This post is inspired (and 68% taken) from here. 😀
There are times when you need to combine multiple PDF files into one single PDF file. In Windows or Mac, it’s easy (as long as you are willing to spend some amount of money to buy the software), you can use Adobe Acrobat Professional. Sadly Adobe didn’t come up with Acrobat Professional for Linux platform, but luckily we have several options to do such job in a Linux box. Here’s one.
GhostScript is an interpreter for PostScript language and PDF files, and as far as I know, GhostScript is widely available by default on various Linux distro. In this post I will show you a simple trick to use GhostScript to combine any numbers of PDF files into one single PDF file. Although combining files with GhostScript has its own drawbacks, but still, for most purposes GhostScript does the job well.

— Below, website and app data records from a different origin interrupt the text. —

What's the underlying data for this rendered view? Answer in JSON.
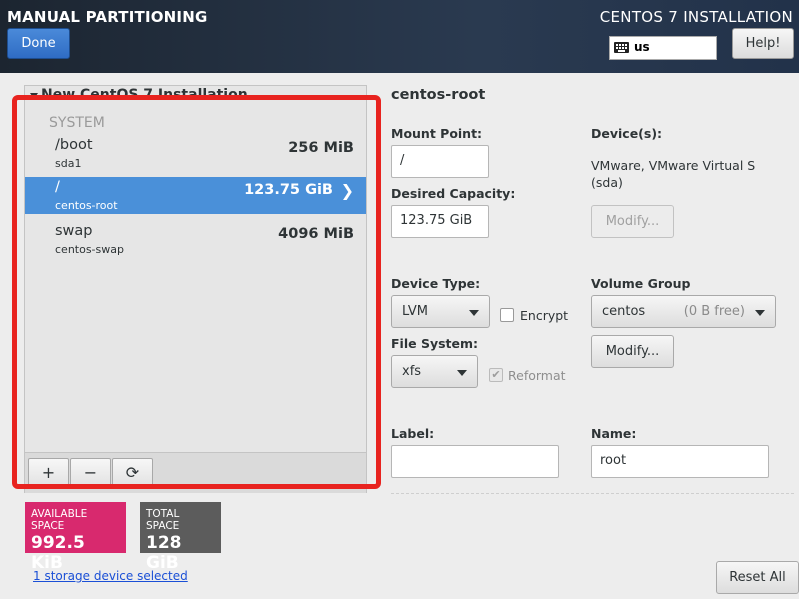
{
  "header": {
    "title": "MANUAL PARTITIONING",
    "done_label": "Done",
    "install_title": "CENTOS 7 INSTALLATION",
    "keyboard_layout": "us",
    "help_label": "Help!"
  },
  "tree": {
    "header": "New CentOS 7 Installation",
    "section": "SYSTEM",
    "partitions": [
      {
        "mount": "/boot",
        "device": "sda1",
        "size": "256 MiB",
        "selected": false
      },
      {
        "mount": "/",
        "device": "centos-root",
        "size": "123.75 GiB",
        "selected": true
      },
      {
        "mount": "swap",
        "device": "centos-swap",
        "size": "4096 MiB",
        "selected": false
      }
    ],
    "toolbar": {
      "add": "+",
      "remove": "−",
      "refresh": "⟳"
    }
  },
  "space": {
    "available_label": "AVAILABLE SPACE",
    "available_value": "992.5 KiB",
    "total_label": "TOTAL SPACE",
    "total_value": "128 GiB",
    "available_color": "#d8296e",
    "total_color": "#5c5c5c"
  },
  "storage_link": "1 storage device selected",
  "details": {
    "title": "centos-root",
    "mount_point_label": "Mount Point:",
    "mount_point_value": "/",
    "capacity_label": "Desired Capacity:",
    "capacity_value": "123.75 GiB",
    "devices_label": "Device(s):",
    "devices_line1": "VMware, VMware Virtual S",
    "devices_line2": "(sda)",
    "modify_devices_label": "Modify...",
    "device_type_label": "Device Type:",
    "device_type_value": "LVM",
    "encrypt_label": "Encrypt",
    "volume_group_label": "Volume Group",
    "volume_group_value": "centos",
    "volume_group_free": "(0 B free)",
    "modify_vg_label": "Modify...",
    "file_system_label": "File System:",
    "file_system_value": "xfs",
    "reformat_label": "Reformat",
    "label_label": "Label:",
    "label_value": "",
    "name_label": "Name:",
    "name_value": "root"
  },
  "reset_label": "Reset All",
  "accent_color": "#4a90d9",
  "highlight_color": "#e8231f"
}
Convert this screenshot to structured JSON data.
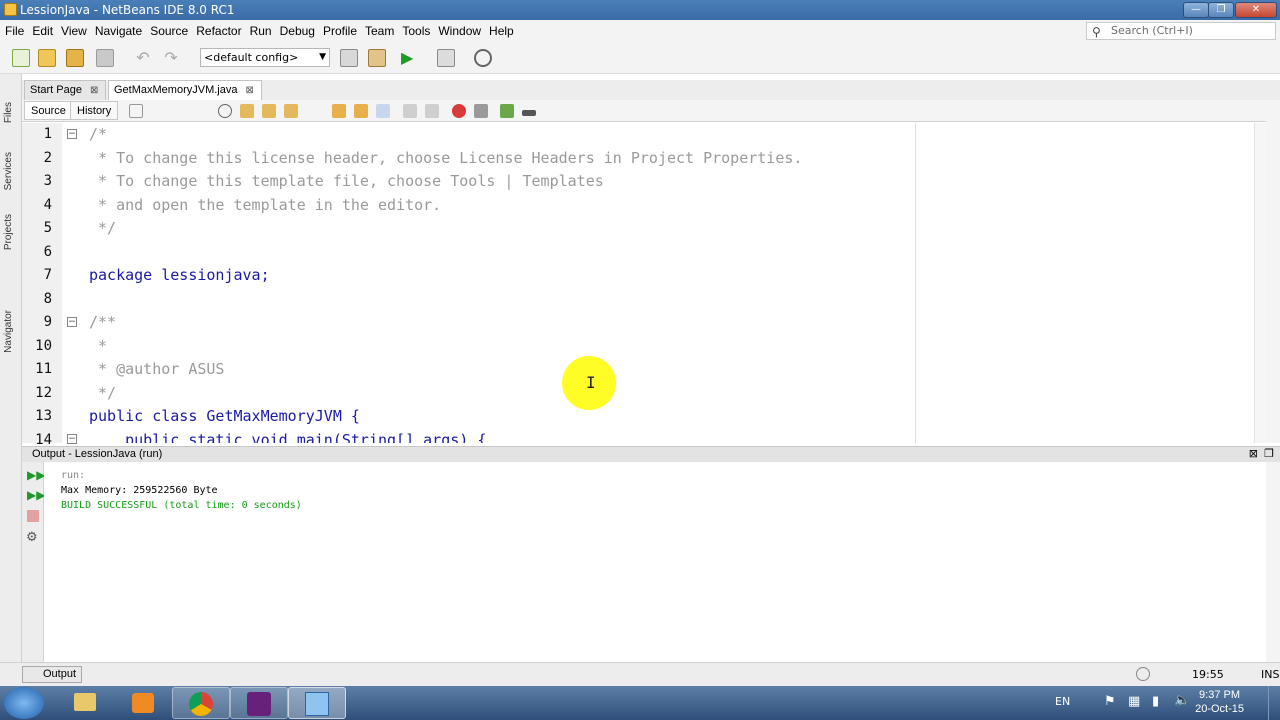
{
  "window": {
    "title": "LessionJava - NetBeans IDE 8.0 RC1"
  },
  "menu": [
    "File",
    "Edit",
    "View",
    "Navigate",
    "Source",
    "Refactor",
    "Run",
    "Debug",
    "Profile",
    "Team",
    "Tools",
    "Window",
    "Help"
  ],
  "search": {
    "placeholder": "Search (Ctrl+I)"
  },
  "toolbar": {
    "config": "<default config>"
  },
  "left_panels": [
    "Files",
    "Services",
    "Projects",
    "Navigator"
  ],
  "tabs": [
    {
      "label": "Start Page"
    },
    {
      "label": "GetMaxMemoryJVM.java"
    }
  ],
  "editor_toolbar": {
    "source": "Source",
    "history": "History"
  },
  "editor": {
    "line_numbers": [
      "1",
      "2",
      "3",
      "4",
      "5",
      "6",
      "7",
      "8",
      "9",
      "10",
      "11",
      "12",
      "13",
      "14"
    ],
    "lines": [
      "/*",
      " * To change this license header, choose License Headers in Project Properties.",
      " * To change this template file, choose Tools | Templates",
      " * and open the template in the editor.",
      " */",
      "",
      "package lessionjava;",
      "",
      "/**",
      " *",
      " * @author ASUS",
      " */",
      "public class GetMaxMemoryJVM {",
      "    public static void main(String[] args) {"
    ]
  },
  "output": {
    "title": "Output - LessionJava (run)",
    "lines": [
      {
        "text": "run:",
        "color": "#8a8a8a"
      },
      {
        "text": "Max Memory: 259522560 Byte",
        "color": "#000000"
      },
      {
        "text": "BUILD SUCCESSFUL (total time: 0 seconds)",
        "color": "#1a9a1a"
      }
    ]
  },
  "status": {
    "output_button": "Output",
    "position": "19:55",
    "mode": "INS"
  },
  "taskbar": {
    "lang": "EN",
    "time": "9:37 PM",
    "date": "20-Oct-15"
  }
}
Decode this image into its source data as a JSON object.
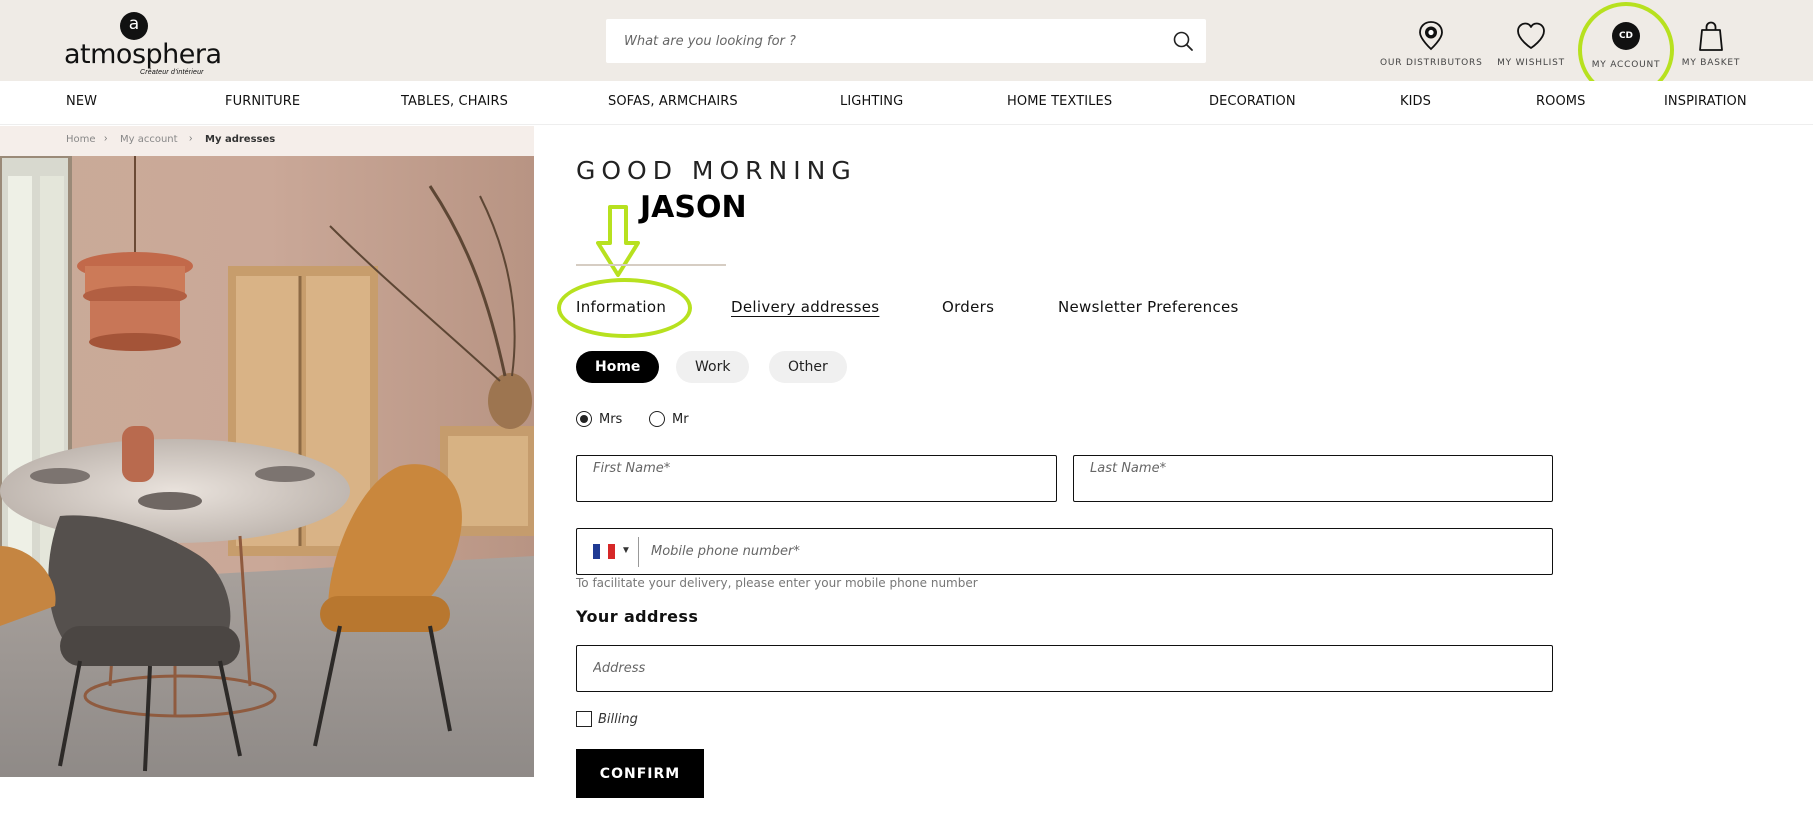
{
  "header": {
    "logo_text": "atmosphera",
    "logo_tagline": "Créateur d'intérieur",
    "search_placeholder": "What are you looking for ?",
    "search_icon": "search-icon",
    "distributors_label": "OUR DISTRIBUTORS",
    "wishlist_label": "MY WISHLIST",
    "account_label": "MY ACCOUNT",
    "account_initials": "CD",
    "basket_label": "MY BASKET",
    "highlight_color": "#b7e11f"
  },
  "nav": {
    "items": [
      "NEW",
      "FURNITURE",
      "TABLES, CHAIRS",
      "SOFAS, ARMCHAIRS",
      "LIGHTING",
      "HOME TEXTILES",
      "DECORATION",
      "KIDS",
      "ROOMS",
      "INSPIRATION"
    ]
  },
  "breadcrumb": {
    "home": "Home",
    "account": "My account",
    "current": "My adresses",
    "separator": "›"
  },
  "greeting": {
    "title": "GOOD MORNING",
    "name": "JASON"
  },
  "tabs": {
    "information": "Information",
    "delivery": "Delivery addresses",
    "orders": "Orders",
    "newsletter": "Newsletter Preferences"
  },
  "address_type": {
    "home": "Home",
    "work": "Work",
    "other": "Other",
    "selected": "Home"
  },
  "title_choice": {
    "mrs": "Mrs",
    "mr": "Mr",
    "selected": "Mrs"
  },
  "form": {
    "first_name_placeholder": "First Name*",
    "last_name_placeholder": "Last Name*",
    "phone_placeholder": "Mobile phone number*",
    "phone_hint": "To facilitate your delivery, please enter your mobile phone number",
    "address_section_title": "Your address",
    "address_placeholder": "Address",
    "billing_label": "Billing",
    "confirm_label": "CONFIRM",
    "flag_colors": [
      "#1f3a93",
      "#ffffff",
      "#d62828"
    ]
  }
}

Here’s the voodoo mantra, spell them on Linux terminal:
$ gs -dBATCH -dNOPAUSE -sDEVICE=pdfwrite -sOutputFile=finished.pdf file1.pdf file2.pdf ...
And below is the explanation of each mantra:
The GhostScript program.
tells the program to exit after finishing the job.
tells the program to keep going without having conversation with the user.
tells the program to use its internal PDF writer to process the files.
tells the program where to put those scattered PDF files into one file whom name you specified.
- file1.pdf file2.pdf …
tells the program which PDFs you want to combine.
Tada, now you have combined PDF file, ready to brought anywhere without worry leaving one part behind.